(Data extracted from a collection)
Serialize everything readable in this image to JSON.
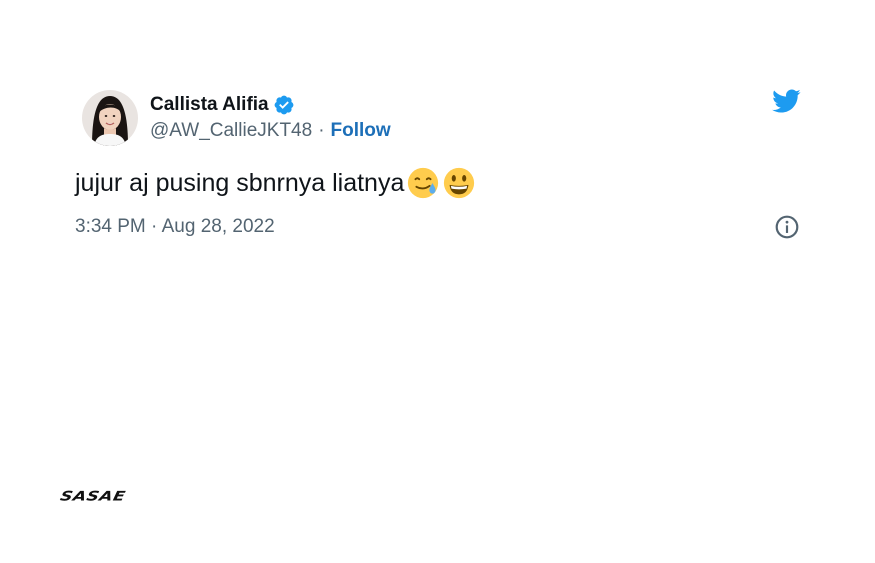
{
  "tweet": {
    "author": {
      "name": "Callista Alifia",
      "handle": "@AW_CallieJKT48",
      "verified": true,
      "avatar": "avatar-photo"
    },
    "separator": "·",
    "follow_label": "Follow",
    "text": "jujur aj pusing sbnrnya liatnya",
    "emojis": [
      "smiling-face-with-tear",
      "grinning-face-with-big-eyes"
    ],
    "time": "3:34 PM",
    "date": "Aug 28, 2022",
    "icons": {
      "brand": "twitter-bird-icon",
      "info": "info-icon",
      "verified": "verified-badge-icon"
    }
  },
  "watermark": "SASAE",
  "colors": {
    "text": "#0f1419",
    "secondary": "#536471",
    "link": "#1d6fb8",
    "twitter_blue": "#1d9bf0",
    "emoji_yellow": "#ffcc4d"
  }
}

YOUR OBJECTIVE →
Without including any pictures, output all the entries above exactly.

ANSWER SPACE →
Serialize everything readable in this image to JSON.
{
  "tweet": {
    "author": {
      "name": "Callista Alifia",
      "handle": "@AW_CallieJKT48",
      "verified": true,
      "avatar": "avatar-photo"
    },
    "separator": "·",
    "follow_label": "Follow",
    "text": "jujur aj pusing sbnrnya liatnya",
    "emojis": [
      "smiling-face-with-tear",
      "grinning-face-with-big-eyes"
    ],
    "time": "3:34 PM",
    "date": "Aug 28, 2022",
    "icons": {
      "brand": "twitter-bird-icon",
      "info": "info-icon",
      "verified": "verified-badge-icon"
    }
  },
  "watermark": "SASAE",
  "colors": {
    "text": "#0f1419",
    "secondary": "#536471",
    "link": "#1d6fb8",
    "twitter_blue": "#1d9bf0",
    "emoji_yellow": "#ffcc4d"
  }
}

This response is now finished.